■ The problem ■
Locate each line below that includes "value" and reproduce it.

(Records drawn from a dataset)
※
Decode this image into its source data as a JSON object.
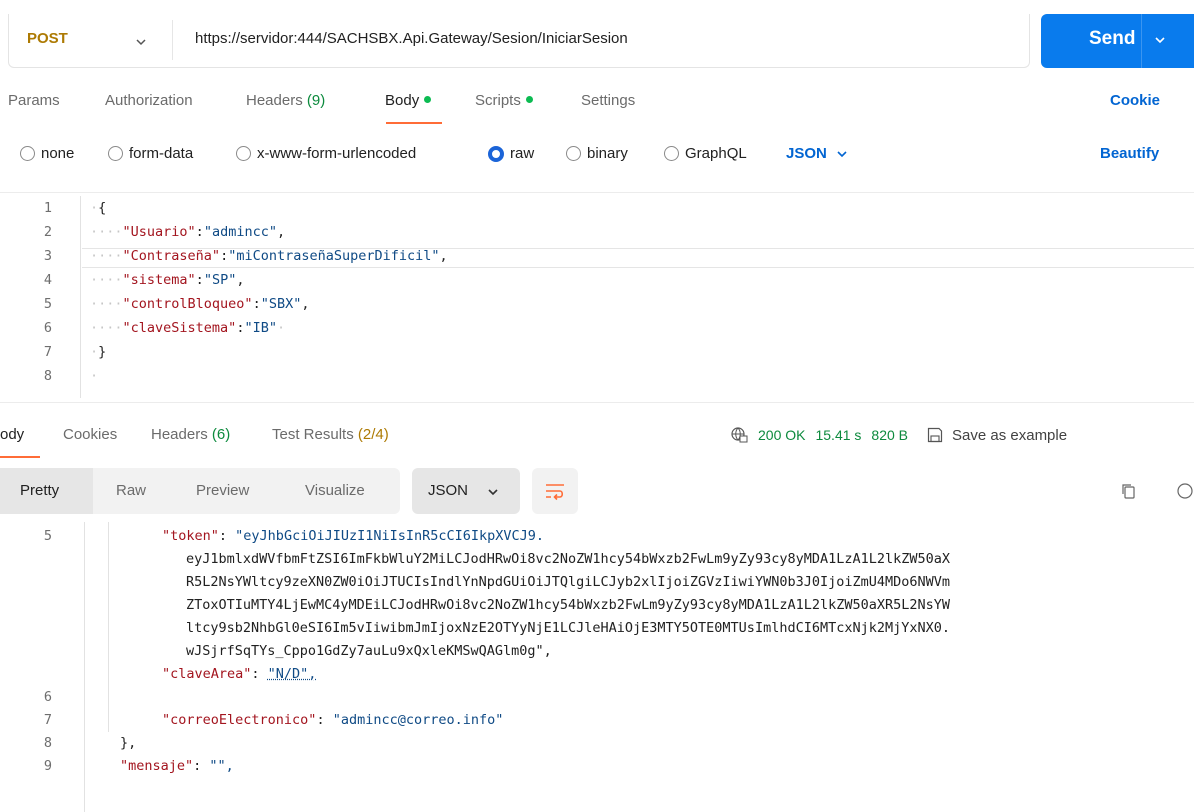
{
  "request": {
    "method": "POST",
    "url": "https://servidor:444/SACHSBX.Api.Gateway/Sesion/IniciarSesion",
    "send_label": "Send"
  },
  "request_tabs": [
    {
      "label": "Params"
    },
    {
      "label": "Authorization"
    },
    {
      "label": "Headers",
      "count": "(9)"
    },
    {
      "label": "Body"
    },
    {
      "label": "Scripts"
    },
    {
      "label": "Settings"
    }
  ],
  "cookies_label": "Cookie",
  "body_types": [
    "none",
    "form-data",
    "x-www-form-urlencoded",
    "raw",
    "binary",
    "GraphQL"
  ],
  "body_selected": "raw",
  "body_format": "JSON",
  "beautify_label": "Beautify",
  "request_body": {
    "line_numbers": [
      "1",
      "2",
      "3",
      "4",
      "5",
      "6",
      "7",
      "8"
    ],
    "fields": [
      {
        "key": "\"Usuario\"",
        "value": "\"admincc\""
      },
      {
        "key": "\"Contraseña\"",
        "value": "\"miContraseñaSuperDificil\""
      },
      {
        "key": "\"sistema\"",
        "value": "\"SP\""
      },
      {
        "key": "\"controlBloqueo\"",
        "value": "\"SBX\""
      },
      {
        "key": "\"claveSistema\"",
        "value": "\"IB\""
      }
    ]
  },
  "response_tabs": [
    {
      "label": "ody"
    },
    {
      "label": "Cookies"
    },
    {
      "label": "Headers",
      "count": "(6)"
    },
    {
      "label": "Test Results",
      "count": "(2/4)"
    }
  ],
  "response_status": {
    "status": "200 OK",
    "time": "15.41 s",
    "size": "820 B",
    "save_label": "Save as example"
  },
  "response_views": [
    "Pretty",
    "Raw",
    "Preview",
    "Visualize"
  ],
  "response_format": "JSON",
  "response_body": {
    "token_line_no": "5",
    "token_key": "\"token\"",
    "token_lines": [
      "\"eyJhbGciOiJIUzI1NiIsInR5cCI6IkpXVCJ9.",
      "eyJ1bmlxdWVfbmFtZSI6ImFkbWluY2MiLCJodHRwOi8vc2NoZW1hcy54bWxzb2FwLm9yZy93cy8yMDA1LzA1L2lkZW50aX",
      "R5L2NsYWltcy9zeXN0ZW0iOiJTUCIsIndlYnNpdGUiOiJTQlgiLCJyb2xlIjoiZGVzIiwiYWN0b3J0IjoiZmU4MDo6NWVm",
      "ZToxOTIuMTY4LjEwMC4yMDEiLCJodHRwOi8vc2NoZW1hcy54bWxzb2FwLm9yZy93cy8yMDA1LzA1L2lkZW50aXR5L2NsYW",
      "ltcy9sb2NhbGl0eSI6Im5vIiwibmJmIjoxNzE2OTYyNjE1LCJleHAiOjE3MTY5OTE0MTUsImlhdCI6MTcxNjk2MjYxNX0.",
      "wJSjrfSqTYs_Cppo1GdZy7auLu9xQxleKMSwQAGlm0g\","
    ],
    "rows": [
      {
        "no": "6",
        "key": "\"claveArea\"",
        "value": "\"N/D\","
      },
      {
        "no": "7",
        "key": "\"correoElectronico\"",
        "value": "\"admincc@correo.info\""
      },
      {
        "no": "8",
        "text": "},"
      },
      {
        "no": "9",
        "key": "\"mensaje\"",
        "value": "\"\","
      }
    ]
  }
}
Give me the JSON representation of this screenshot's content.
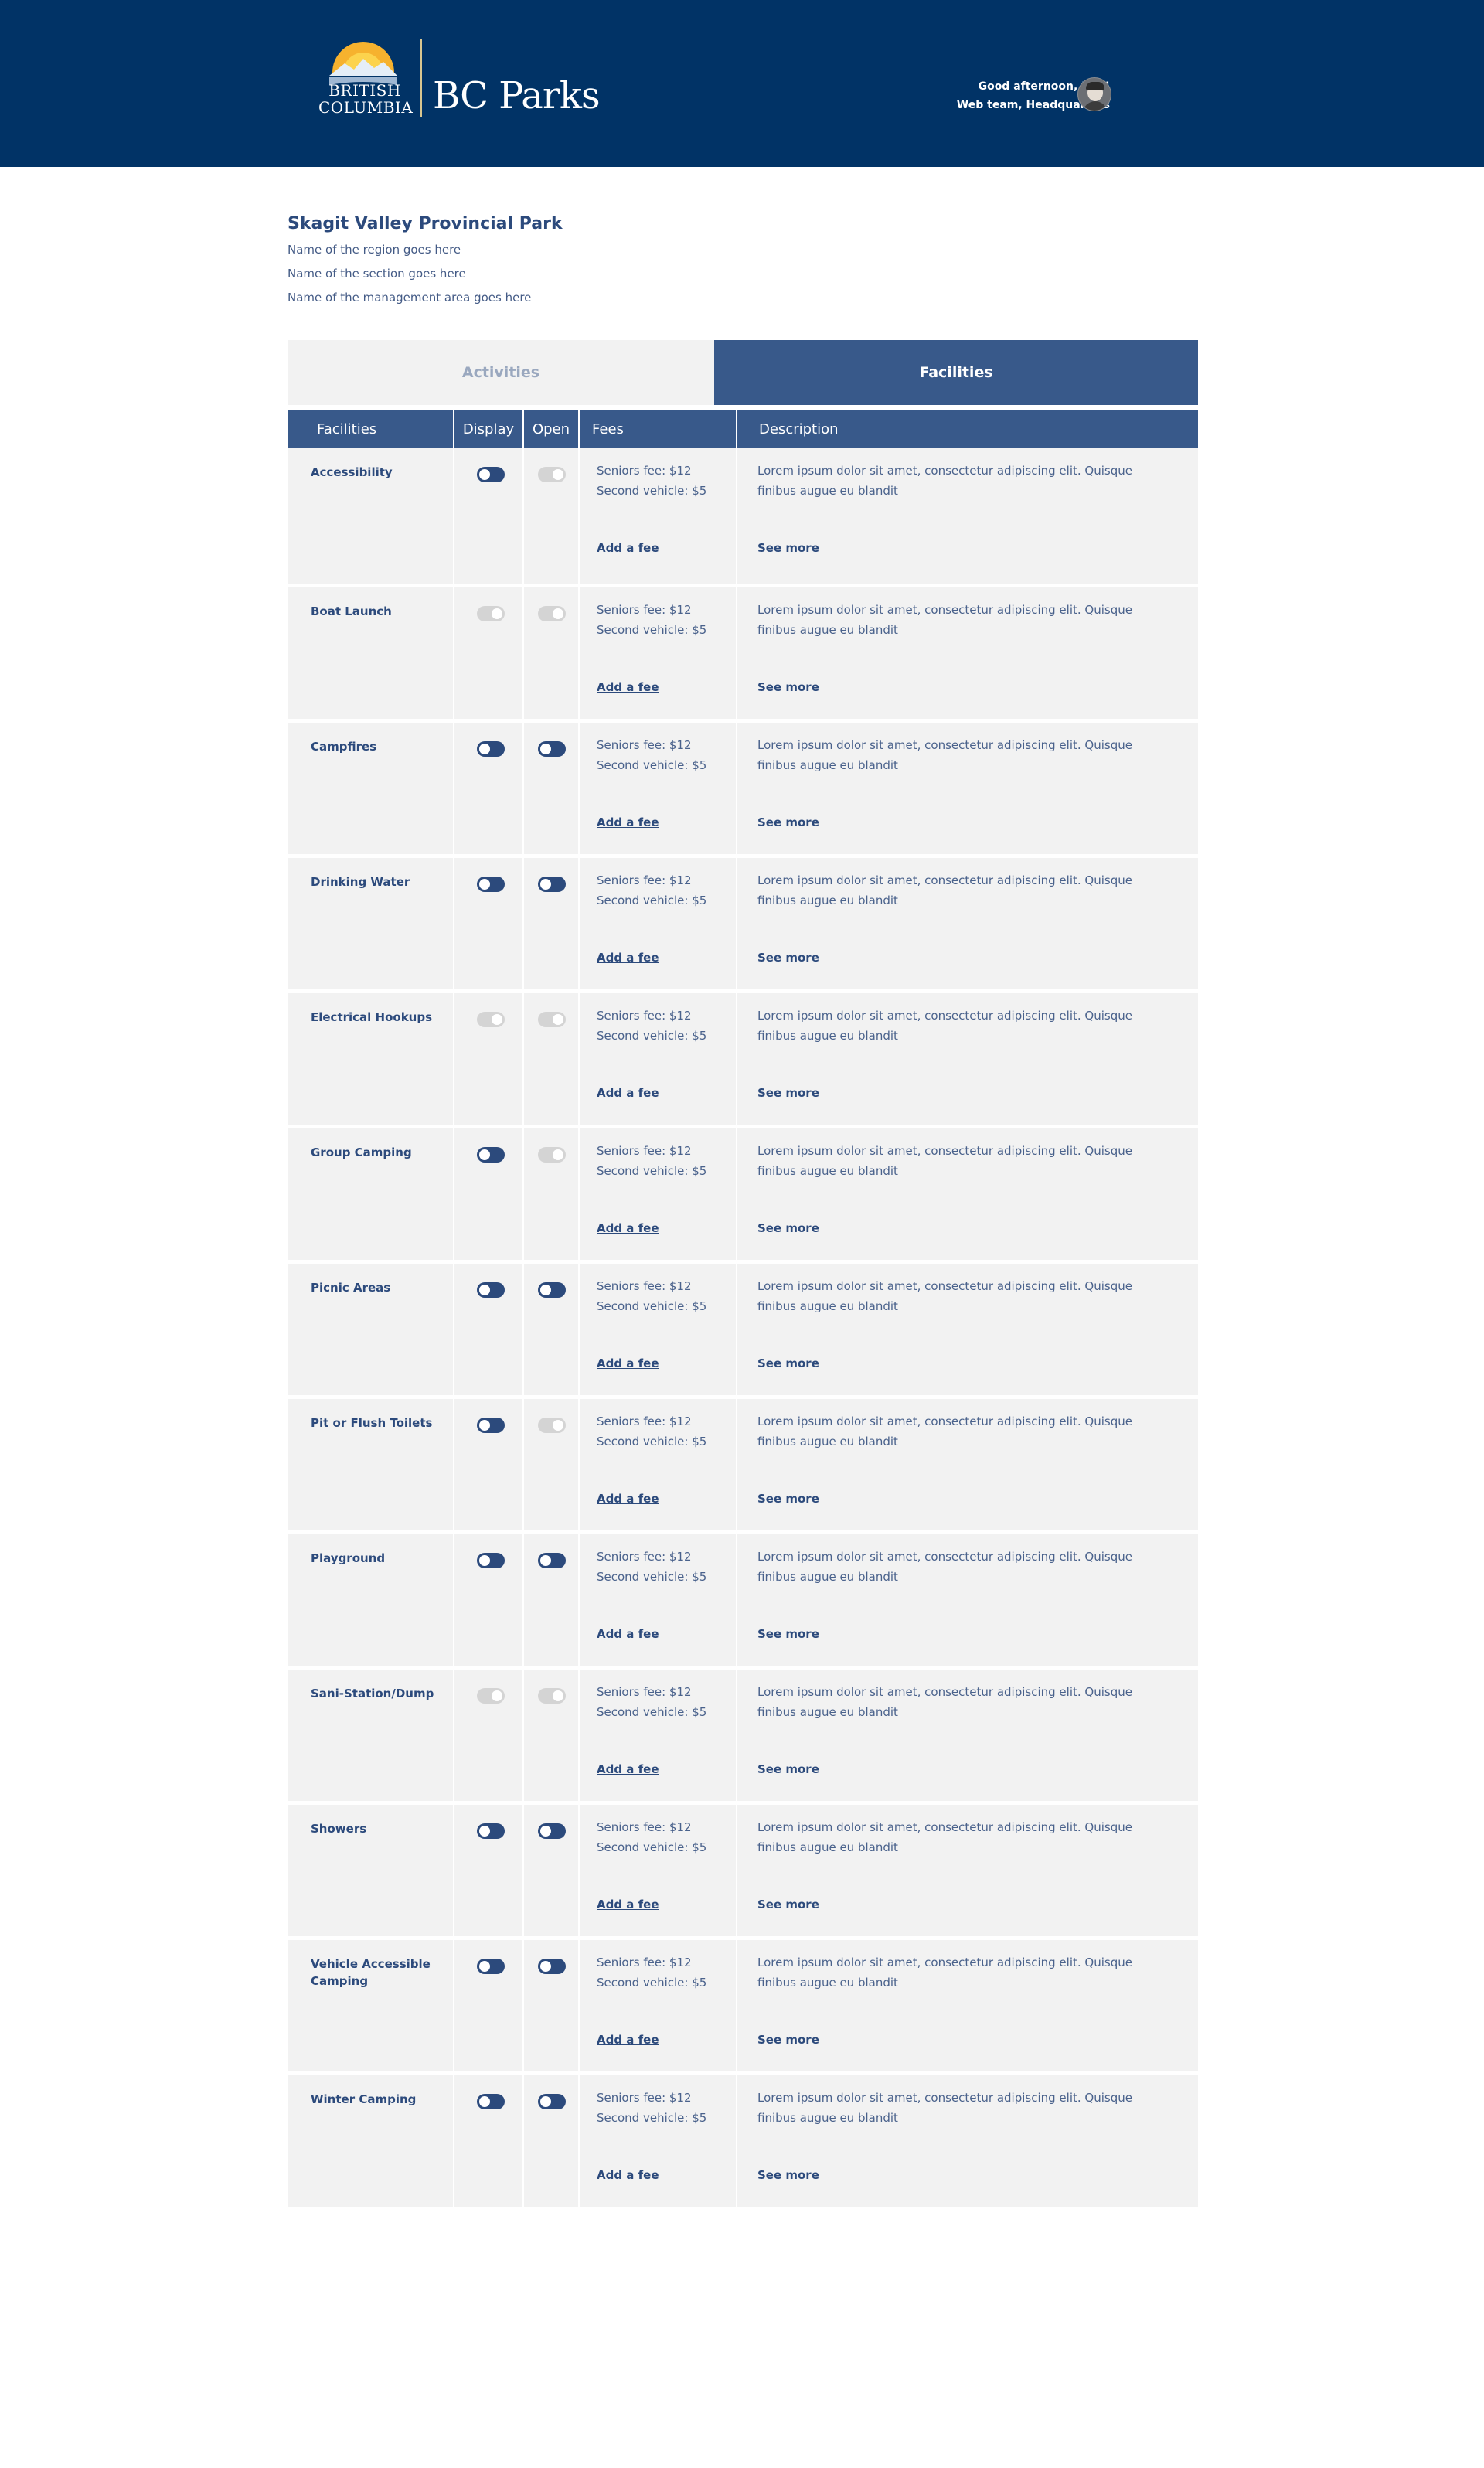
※
■ Answer for this exercise ■
        "value": "\"admincc\""
        "value": "\"miContraseñaSuperDificil\""
        "value": "\"SP\""
        "value": "\"SBX\""
        "value": "\"IB\""
        "value": "\"N/D\","
        "value": "\"admincc@correo.info\""
        "value": "\"\","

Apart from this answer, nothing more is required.